For many young adults, buying, selling, and moving from a starter home to a new home is no small task. It can be even more complicated if you do not have enough cash savings tucked away to make a down payment on your new home before selling your current home. If you are in that predicament, let’s look at a few options to help you transition.
Home Sale Contingency Offer
Contingencies are protective clauses commonly used in real estate transactions for inspections and appraisals. But you can also use a home sale contingency, meaning you offer to buy the new home contingent upon selling your current home.
As a buyer, a contingency offer can be your cheapest route if everything works out. You can use the net proceeds from your home sale to fund the down payment on the new home. This avoids the need for additional loans or short-term financing. You also avoid the risk of multiple mortgage payments and additional interest if your home doesn’t sell quickly.
The downside is that your purchase offer becomes less attractive from the seller’s perspective. In addition, the home sale contingency adds risk for the seller since they have no control over your current home selling quickly (or at all!).
Especially in the current environment of low existing home inventory, homes are selling quickly, and sellers often have several offers to choose from. If the seller receives other offers without any strings attached, they will likely pass on yours. If your contingent offer is accepted, you’ll likely need to act quickly when selling your current home, especially if the agreement specifies a time period. The seller can back out if your home doesn’t sell within that period.

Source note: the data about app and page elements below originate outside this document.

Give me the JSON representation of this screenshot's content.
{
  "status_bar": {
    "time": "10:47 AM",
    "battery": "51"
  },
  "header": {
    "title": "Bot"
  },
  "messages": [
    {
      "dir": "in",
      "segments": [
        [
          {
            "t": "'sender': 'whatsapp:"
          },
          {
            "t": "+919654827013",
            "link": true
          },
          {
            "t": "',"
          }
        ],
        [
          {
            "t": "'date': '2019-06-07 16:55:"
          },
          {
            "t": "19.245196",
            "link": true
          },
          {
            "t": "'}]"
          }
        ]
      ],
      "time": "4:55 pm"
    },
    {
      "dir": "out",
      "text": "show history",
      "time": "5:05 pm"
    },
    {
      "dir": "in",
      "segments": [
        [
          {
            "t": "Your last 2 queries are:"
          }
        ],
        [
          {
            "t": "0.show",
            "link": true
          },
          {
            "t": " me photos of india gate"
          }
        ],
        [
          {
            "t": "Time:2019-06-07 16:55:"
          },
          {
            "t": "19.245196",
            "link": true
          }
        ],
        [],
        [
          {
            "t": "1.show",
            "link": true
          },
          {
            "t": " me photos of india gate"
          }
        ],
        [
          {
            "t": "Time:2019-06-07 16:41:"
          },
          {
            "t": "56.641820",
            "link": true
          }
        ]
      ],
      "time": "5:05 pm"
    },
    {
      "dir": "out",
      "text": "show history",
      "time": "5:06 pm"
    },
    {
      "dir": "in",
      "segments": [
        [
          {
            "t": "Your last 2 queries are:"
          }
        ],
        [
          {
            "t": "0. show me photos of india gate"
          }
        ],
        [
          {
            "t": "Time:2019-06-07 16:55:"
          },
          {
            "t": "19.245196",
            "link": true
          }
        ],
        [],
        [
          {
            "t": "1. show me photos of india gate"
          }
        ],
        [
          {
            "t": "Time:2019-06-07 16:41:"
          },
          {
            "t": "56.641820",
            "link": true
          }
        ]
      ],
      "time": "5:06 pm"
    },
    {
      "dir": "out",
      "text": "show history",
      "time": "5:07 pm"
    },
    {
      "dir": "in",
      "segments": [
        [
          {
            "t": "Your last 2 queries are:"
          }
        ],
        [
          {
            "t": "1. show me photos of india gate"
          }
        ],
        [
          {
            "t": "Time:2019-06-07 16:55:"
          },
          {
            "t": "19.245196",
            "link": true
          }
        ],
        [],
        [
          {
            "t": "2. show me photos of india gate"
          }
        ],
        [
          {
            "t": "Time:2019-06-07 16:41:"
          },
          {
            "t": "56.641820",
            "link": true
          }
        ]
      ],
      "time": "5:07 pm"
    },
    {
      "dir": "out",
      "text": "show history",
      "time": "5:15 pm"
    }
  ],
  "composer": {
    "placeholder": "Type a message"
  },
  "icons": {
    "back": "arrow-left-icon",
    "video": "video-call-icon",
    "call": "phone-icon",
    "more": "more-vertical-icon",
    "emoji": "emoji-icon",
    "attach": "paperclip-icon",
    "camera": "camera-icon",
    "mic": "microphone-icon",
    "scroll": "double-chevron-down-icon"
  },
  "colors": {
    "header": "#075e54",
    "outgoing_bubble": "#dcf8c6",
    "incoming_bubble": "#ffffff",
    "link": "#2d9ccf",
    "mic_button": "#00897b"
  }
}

Short Term Financing
If you want to avoid the contingency offer and put your best foot forward as a buyer, then having short-term financing in place can help ensure you don’t miss out once your ideal next home becomes available. Here are several options:
- Bridge Loan. A bridge loan is paid as a lump sum using your existing home equity and is intended to be repaid upon selling your current home. It allows you to have cash ready for a down payment, thus avoiding a home sale contingency offer. However, this readiness comes with a price. You’ll pay closing costs on the bridge loan and it will have a higher interest rate than a typical 30-year fixed mortgage.
With 30-year fixed mortgage rates currently hovering around 7%, your bridge loan interest will likely be expensive. Also, be prepared to make monthly payments on the bridge loan in addition to your current mortgage payment.
- HELOC. A Home Equity Line of Credit (HELOC) is a revolving credit line that allows you to draw cash from the equity on your current home. HELOCs typically come with variable interest rates, but you can avoid closing costs when drawing from a HELOC. However, there may be early repayment penalties, so make sure you know the terms.
A HELOC can be a great low-cost option for the borrower, but the downside is availability. Banks typically won’t provide a new HELOC if they know your home is going to be sold in the near future. Instead, the bank would rather you use a bridge loan so they can collect closing costs. Therefore, the HELOC is likely only an option to fund your next down payment if you already have one in place.
- Retirement Plan Loans. Some retirement plans offer the availability of a short-term loan from your account balance. However, this option comes with extra risks and should be considered carefully. You will miss out on the potential growth of your retirement investments for the duration of the loan. Also, if you don’t repay the loan, including interest, according to the loan’s terms, any unpaid amounts become a plan distribution to you. That typically means taxes and penalties.
New Entrants: iBuyers
There are a variety of newer companies that aim to help homeowners facing this dilemma. Opendoor, for example, offers a convenient one-stop solution. They can make a cash offer to buy your current home (if your home qualifies), avoiding the hassle of the open market. You can also make an offer on an existing Opendoor home and schedule both closings simultaneously. Again, a very convenient model, but it typically comes at a cost, as you’ll likely need to accept a lower selling price on your current home than you would expect to receive on the open market.
As you can tell by now, each option has pros and cons. Take the time to fully understand these options before moving forward. It could save you an unwelcomed headache in the process.